EXERCISE DETAILS:
Across the listing below, how many lines include the word "placeholder"? The answer is that number, with nothing added.
++++ RECORDS SUPPLIED ++++
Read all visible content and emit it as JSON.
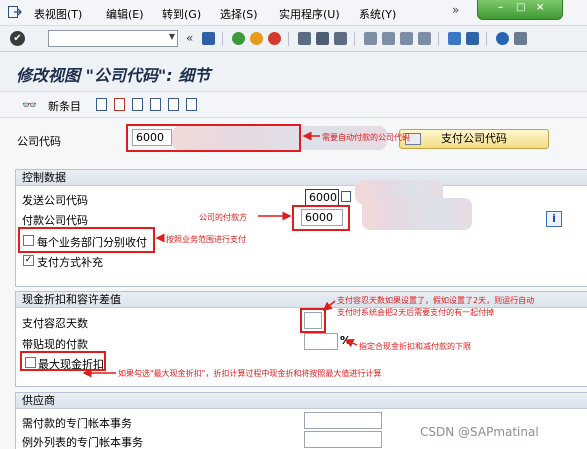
{
  "menubar": {
    "items": [
      "表视图(T)",
      "编辑(E)",
      "转到(G)",
      "选择(S)",
      "实用程序(U)",
      "系统(Y)"
    ],
    "overflow": "»"
  },
  "toolbar": {
    "command_value": "",
    "nav_back": "«"
  },
  "screen": {
    "title": "修改视图 \"公司代码\": 细节"
  },
  "app_toolbar": {
    "new_entries": "新条目"
  },
  "company": {
    "label": "公司代码",
    "value": "6000",
    "pay_button": "支付公司代码"
  },
  "control": {
    "header": "控制数据",
    "sending_label": "发送公司代码",
    "sending_value": "6000",
    "paying_label": "付款公司代码",
    "paying_value": "6000",
    "separate_label": "每个业务部门分别收付",
    "separate_checked": false,
    "method_label": "支付方式补充",
    "method_checked": true,
    "info": "i"
  },
  "discount": {
    "header": "现金折扣和容许差值",
    "tolerance_label": "支付容忍天数",
    "tolerance_value": "",
    "min_discount_label": "带贴现的付款",
    "min_discount_value": "",
    "percent": "%",
    "max_discount_label": "最大现金折扣",
    "max_discount_checked": false
  },
  "vendor": {
    "header": "供应商",
    "special_gl_label": "需付款的专门帐本事务",
    "exceptions_label": "例外列表的专门帐本事务",
    "special_gl_value": "",
    "exceptions_value": ""
  },
  "annotations": {
    "company": "需要自动付款的公司代码",
    "paying": "公司的付款方",
    "separate": "按照业务范围进行支付",
    "tolerance_1": "支付容忍天数如果设置了，假如设置了2天，则运行自动",
    "tolerance_2": "支付时系统会把2天后需要支付的有一起付掉",
    "min_discount": "指定合现金折扣和减付款的下限",
    "max_discount": "如果勾选\"最大现金折扣\"，折扣计算过程中现金折和将按照最大值进行计算"
  },
  "watermark": "CSDN @SAPmatinal",
  "colors": {
    "annotation_red": "#e01c1c",
    "title_navy": "#1d2f4d",
    "sap_green": "#3f9a32"
  }
}
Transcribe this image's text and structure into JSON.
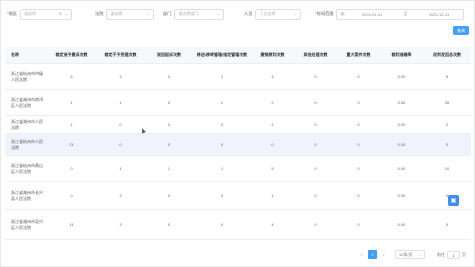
{
  "filters": {
    "region": {
      "label": "地区",
      "placeholder": "请选择"
    },
    "court": {
      "label": "法院",
      "placeholder": "请选择"
    },
    "department": {
      "label": "部门",
      "placeholder": "请选择部门"
    },
    "person": {
      "label": "人员",
      "placeholder": "人员选择"
    },
    "date_range": {
      "label": "时间范围",
      "start": "2023-01-01",
      "end": "2023-12-31",
      "separator": "至"
    }
  },
  "query_label": "查询",
  "table": {
    "columns": [
      "名称",
      "裁定准予撤诉次数",
      "裁定不予受理次数",
      "驳回起诉次数",
      "移送/移转管辖/指定管辖次数",
      "撤销原判次数",
      "其他处理次数",
      "重大案件次数",
      "裁判准确率",
      "改判发回总次数"
    ],
    "rows": [
      [
        "浙江省杭州市中级人民法院",
        "6",
        "3",
        "0",
        "1",
        "4",
        "0",
        "0",
        "0.00",
        "6"
      ],
      [
        "浙江省湖州市南浔区人民法院",
        "1",
        "1",
        "0",
        "1",
        "2",
        "0",
        "0",
        "0.00",
        "26"
      ],
      [
        "浙江省湖州市人民法院",
        "1",
        "0",
        "0",
        "0",
        "2",
        "0",
        "0",
        "0.00",
        "2"
      ],
      [
        "浙江省杭州市人民法院",
        "21",
        "0",
        "0",
        "0",
        "0",
        "0",
        "0",
        "0.00",
        "0"
      ],
      [
        "浙江省杭州市萧山区人民法院",
        "0",
        "1",
        "1",
        "1",
        "5",
        "0",
        "0",
        "0.00",
        "10"
      ],
      [
        "浙江省湖州市长兴县人民法院",
        "0",
        "3",
        "0",
        "0",
        "1",
        "0",
        "0",
        "0.00",
        "0"
      ],
      [
        "浙江省湖州市吴兴区人民法院",
        "11",
        "3",
        "0",
        "0",
        "4",
        "0",
        "0",
        "0.00",
        "0"
      ]
    ],
    "highlight_row": 3
  },
  "pagination": {
    "prev": "<",
    "current": "1",
    "next": ">",
    "page_size": "10条/页",
    "goto_label": "前往",
    "goto_value": "1",
    "page_suffix": "页"
  }
}
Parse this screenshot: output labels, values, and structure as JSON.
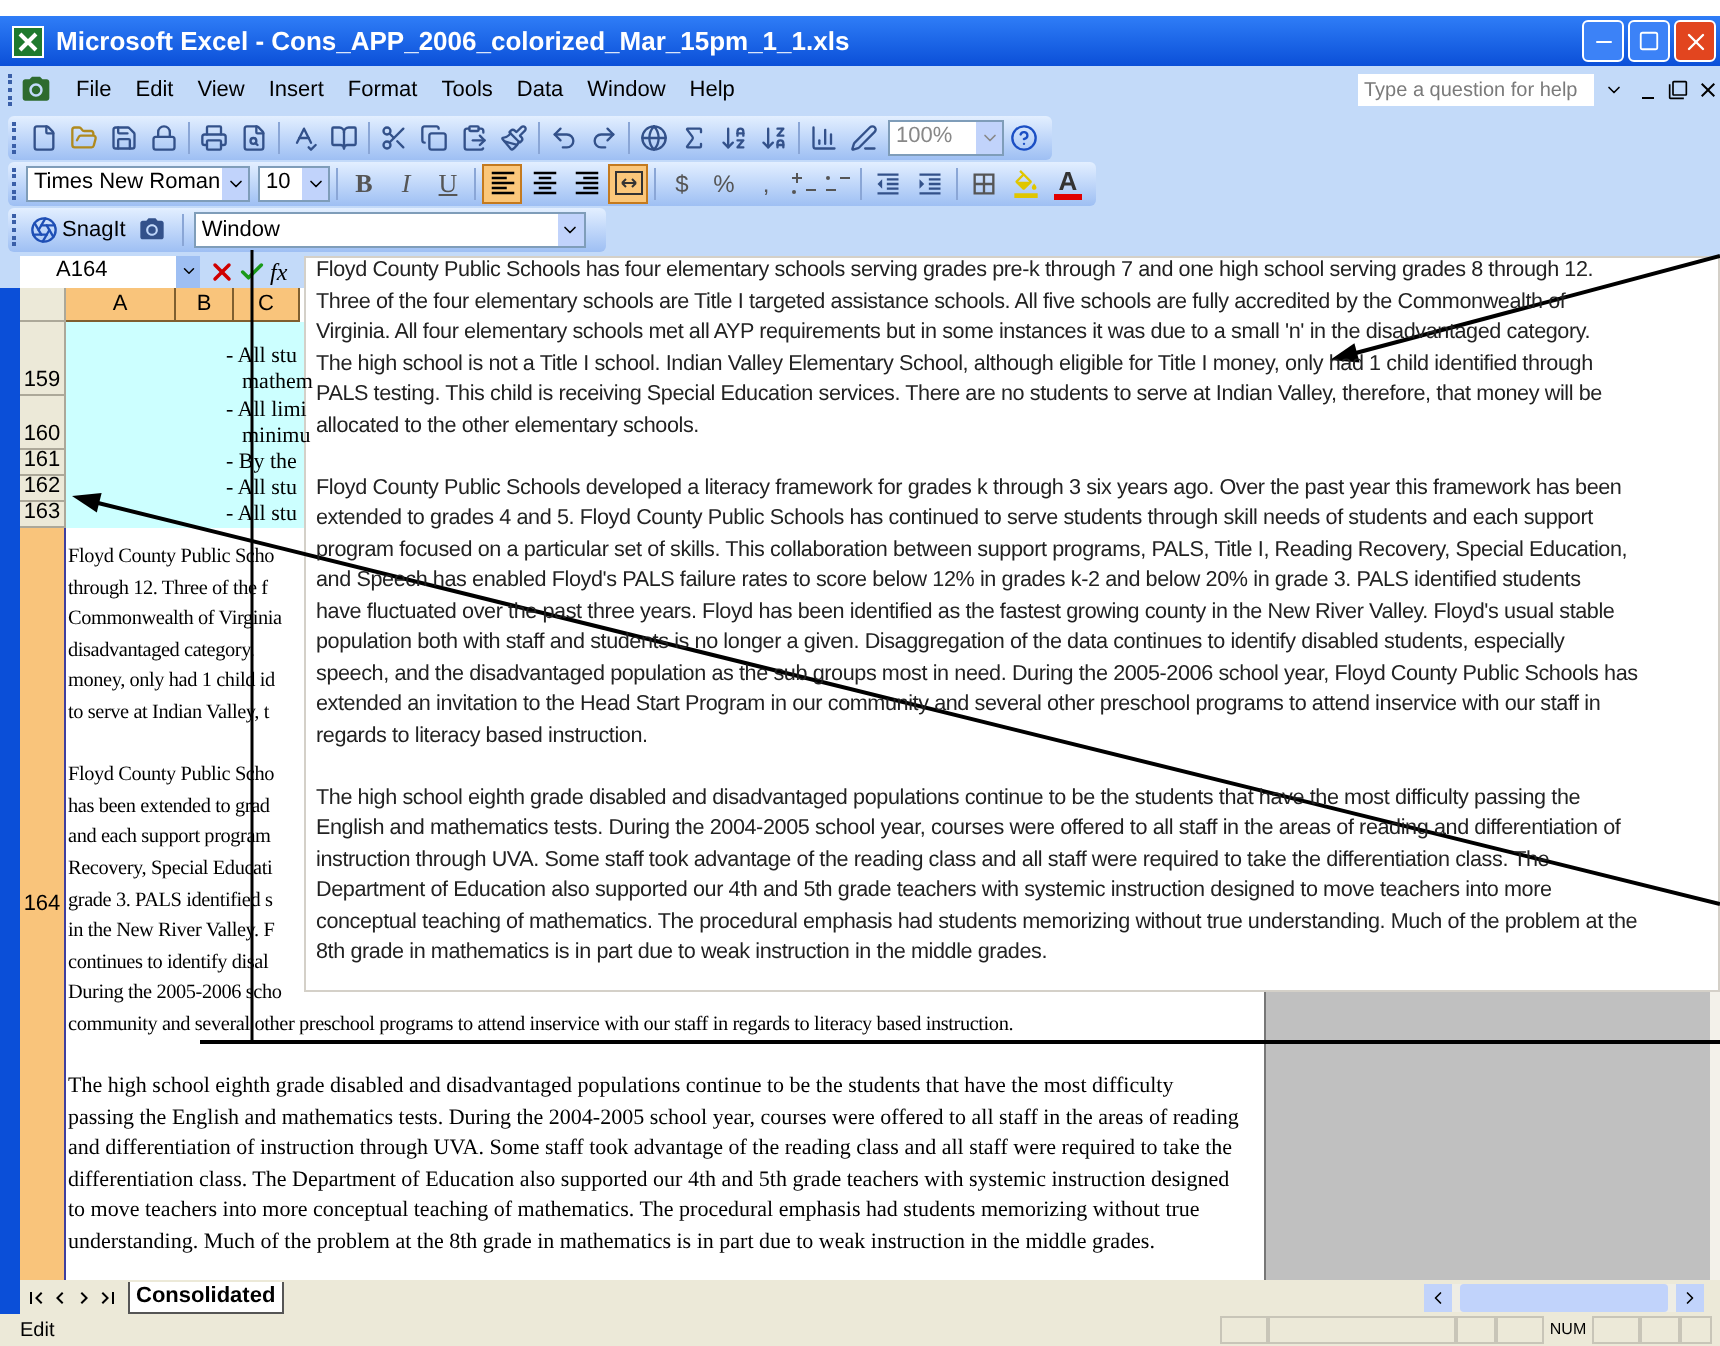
{
  "window": {
    "title": "Microsoft Excel - Cons_APP_2006_colorized_Mar_15pm_1_1.xls"
  },
  "menu": [
    "File",
    "Edit",
    "View",
    "Insert",
    "Format",
    "Tools",
    "Data",
    "Window",
    "Help"
  ],
  "help_box": {
    "placeholder": "Type a question for help"
  },
  "standard_toolbar": {
    "zoom": "100%"
  },
  "formatting_toolbar": {
    "font": "Times New Roman",
    "size": "10",
    "style_buttons": [
      {
        "label": "B",
        "selected": false
      },
      {
        "label": "I",
        "selected": false
      },
      {
        "label": "U",
        "selected": false
      }
    ],
    "align_buttons": [
      {
        "kind": "left",
        "selected": true
      },
      {
        "kind": "center",
        "selected": false
      },
      {
        "kind": "right",
        "selected": false
      },
      {
        "kind": "merge",
        "selected": true
      }
    ],
    "number_buttons": [
      "$",
      "%",
      ","
    ],
    "font_color_label": "A"
  },
  "snagit_toolbar": {
    "label": "SnagIt",
    "dropdown": "Window"
  },
  "formula_bar": {
    "name_box": "A164",
    "function_label": "fx"
  },
  "columns": [
    {
      "label": "A",
      "selected": true
    },
    {
      "label": "B",
      "selected": true
    },
    {
      "label": "C",
      "selected": true
    }
  ],
  "rows": [
    {
      "header": "159",
      "selected": false,
      "lines": [
        "- All stu",
        "mathem"
      ]
    },
    {
      "header": "160",
      "selected": false,
      "lines": [
        "- All limi",
        "minimu"
      ]
    },
    {
      "header": "161",
      "selected": false,
      "lines": [
        "- By the"
      ]
    },
    {
      "header": "162",
      "selected": false,
      "lines": [
        "- All stu"
      ]
    },
    {
      "header": "163",
      "selected": false,
      "lines": [
        "- All stu"
      ]
    }
  ],
  "row_164": {
    "header": "164",
    "selected": true,
    "paragraphs": [
      [
        "Floyd County Public Scho",
        "through 12.  Three of the f",
        "Commonwealth of Virginia",
        "disadvantaged category.",
        "money, only had 1 child id",
        "to serve at Indian Valley, t"
      ],
      [
        "Floyd County Public Scho",
        "has been extended to grad",
        "and each support program",
        "Recovery, Special Educati",
        "grade 3.  PALS identified s",
        "in the New River Valley. F",
        "continues to identify disal",
        "During the 2005-2006 scho",
        "community and several other preschool programs to attend inservice with our staff in regards to literacy based instruction."
      ],
      [
        "The high school eighth grade disabled and disadvantaged populations continue to be the students that have the most difficulty",
        "passing the English and mathematics tests. During the 2004-2005 school year, courses were offered to all  staff in the areas of reading",
        "and  differentiation of instruction through UVA. Some staff took advantage of the reading class and all staff were required to take the",
        "differentiation class. The Department of Education also supported our 4th and 5th grade teachers with systemic instruction designed",
        "to move teachers into more conceptual teaching of mathematics. The procedural emphasis had students memorizing without true",
        "understanding. Much of the problem at the 8th grade in mathematics is in part due to weak instruction in the middle grades."
      ]
    ]
  },
  "edit_popup": {
    "paragraphs": [
      [
        "Floyd County Public Schools has four elementary schools serving grades pre-k through 7 and one high school serving grades 8 through 12.",
        "Three of the four elementary schools are Title I  targeted assistance schools. All five schools are fully accredited by the Commonwealth of",
        "Virginia. All four elementary schools met all AYP requirements but in some instances it was due to a small 'n' in the disadvantaged category.",
        "The high school is not a Title I school.  Indian Valley Elementary School, although eligible for Title I money, only had 1 child identified through",
        "PALS testing.  This child is receiving Special Education services.  There are no students to serve at Indian Valley, therefore, that money will be",
        "allocated to the other elementary schools."
      ],
      [
        "Floyd County Public Schools developed a literacy framework for grades k through 3 six years ago. Over the past year this framework has been",
        "extended to grades 4 and 5. Floyd County Public Schools has continued to serve students through skill needs of students and each support",
        "program focused on a particular set of skills. This collaboration between support programs, PALS, Title I, Reading Recovery, Special Education,",
        "and  Speech has enabled Floyd's PALS failure rates to score below 12% in grades k-2 and below 20% in grade 3.  PALS identified students",
        "have fluctuated over the past three years. Floyd has been identified as the fastest growing county in the New River Valley. Floyd's usual stable",
        "population both with staff and students is no longer a given. Disaggregation of the data continues to identify disabled students, especially",
        "speech, and the disadvantaged population as the sub groups most in need. During the 2005-2006 school year, Floyd County Public Schools has",
        "extended an invitation to the Head Start Program in our community and several other preschool programs to attend inservice with our staff in",
        "regards to literacy based instruction."
      ],
      [
        "The high school eighth grade disabled and disadvantaged populations continue to be the students that have the most difficulty passing the",
        "English and mathematics tests. During the 2004-2005 school year, courses were offered to all  staff in the areas of reading and  differentiation of",
        "instruction through UVA. Some staff took advantage of the reading class and all staff were required to take the differentiation class. The",
        "Department of Education also supported our 4th and 5th grade teachers with systemic instruction designed to move teachers into more",
        "conceptual teaching of mathematics. The procedural emphasis had students memorizing without true understanding. Much of the problem at the",
        "8th grade in mathematics is in part due to weak instruction in the middle grades."
      ]
    ]
  },
  "sheet_tabs": [
    {
      "label": "Consolidated",
      "selected": true
    }
  ],
  "status_bar": {
    "mode": "Edit",
    "num": "NUM"
  }
}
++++
OUTPUT OF THE TASK:
5